There was a time when red baseball hats weren’t so popular. Before they went behind blue eyes, before they were rollin’ and before it was all for the nookie, Limp Bizkit didn’t care about setting trends. Although later albums caught the eye of the teeny-boppers, Three Dollar Bills, Y’all! (their 1997 debut) rooted the band with a respectable rock following.

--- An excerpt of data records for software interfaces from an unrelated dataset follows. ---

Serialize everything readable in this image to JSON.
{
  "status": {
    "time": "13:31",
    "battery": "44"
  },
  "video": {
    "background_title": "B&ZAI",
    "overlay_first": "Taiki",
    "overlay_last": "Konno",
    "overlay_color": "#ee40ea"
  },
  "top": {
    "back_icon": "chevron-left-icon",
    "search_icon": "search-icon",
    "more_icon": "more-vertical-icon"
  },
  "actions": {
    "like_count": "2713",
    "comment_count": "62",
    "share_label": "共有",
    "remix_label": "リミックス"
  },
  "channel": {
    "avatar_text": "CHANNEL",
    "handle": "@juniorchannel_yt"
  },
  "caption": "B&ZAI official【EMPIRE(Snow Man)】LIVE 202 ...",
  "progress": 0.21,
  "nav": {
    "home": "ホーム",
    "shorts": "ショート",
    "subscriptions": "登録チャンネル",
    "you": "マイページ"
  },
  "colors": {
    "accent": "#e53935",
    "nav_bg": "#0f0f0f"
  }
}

It all started out with a record deal … and a car accident. The band (discounting guitarist Wes Borland at the time) was driving to Texas to record their album, but a nasty accident almost ended their lives. After regrouping, signing with a new label (Interscope) and bringing Wes Borland back into the mix, Three Dollar Bills, Y’all was completed. In the “Intro,” Fred Durst (LB front man) asks God to get rid of all the evil on earth and kill the pollution, leaving me to think, “Metal’s supposed to be evil. This doesn’t sound very metal.” Soon after that, Wes Borland and Sam Rivers slam the strings of their guitar and bass (respectively), introducing “Pollution” and the rest of Limp Bizkit’s effort. The most unique characteristic of this album is that the songs reveal their own identity. The hip-hopish “Counterfeit” challenges people to stop being posers, the island-sounding “Sour” focuses on a whipped boyfriend realizing his ex-girlfriend is a bitch and the bass-jazzy “Stuck” centers on a money-hungry lady trying to ride the coattails of her ex-boyfriend’s musical success. Also jammed into this record is the famous cover of George Michael’s “Faith.”

There are several ups and downs about this disc. The positives include the rhythms, which are simply badass. The way Fred Durst incorporates his rapping style with his screaming ability simply rocks (prime example would be on “Counterfeit”). DJ Lethal also incorporates several good ideas with his scratching, which gives the album a “not so clean sound.” Sometimes though, we have to take the good with the bad. “Nobody Loves Me” officially marks the beginning of Fred Durst whining. The prayer in “Intro” does not seem too metal and at the end of every song, there is about forty-five seconds of annoying noise. If it weren’t for the killer rhythms, I’d throw this album in the trash.

The Decision: Keep it in the stash.

(Would you ‘Keep it in the stash’ or ‘Throw it in the trash’? Let us know.)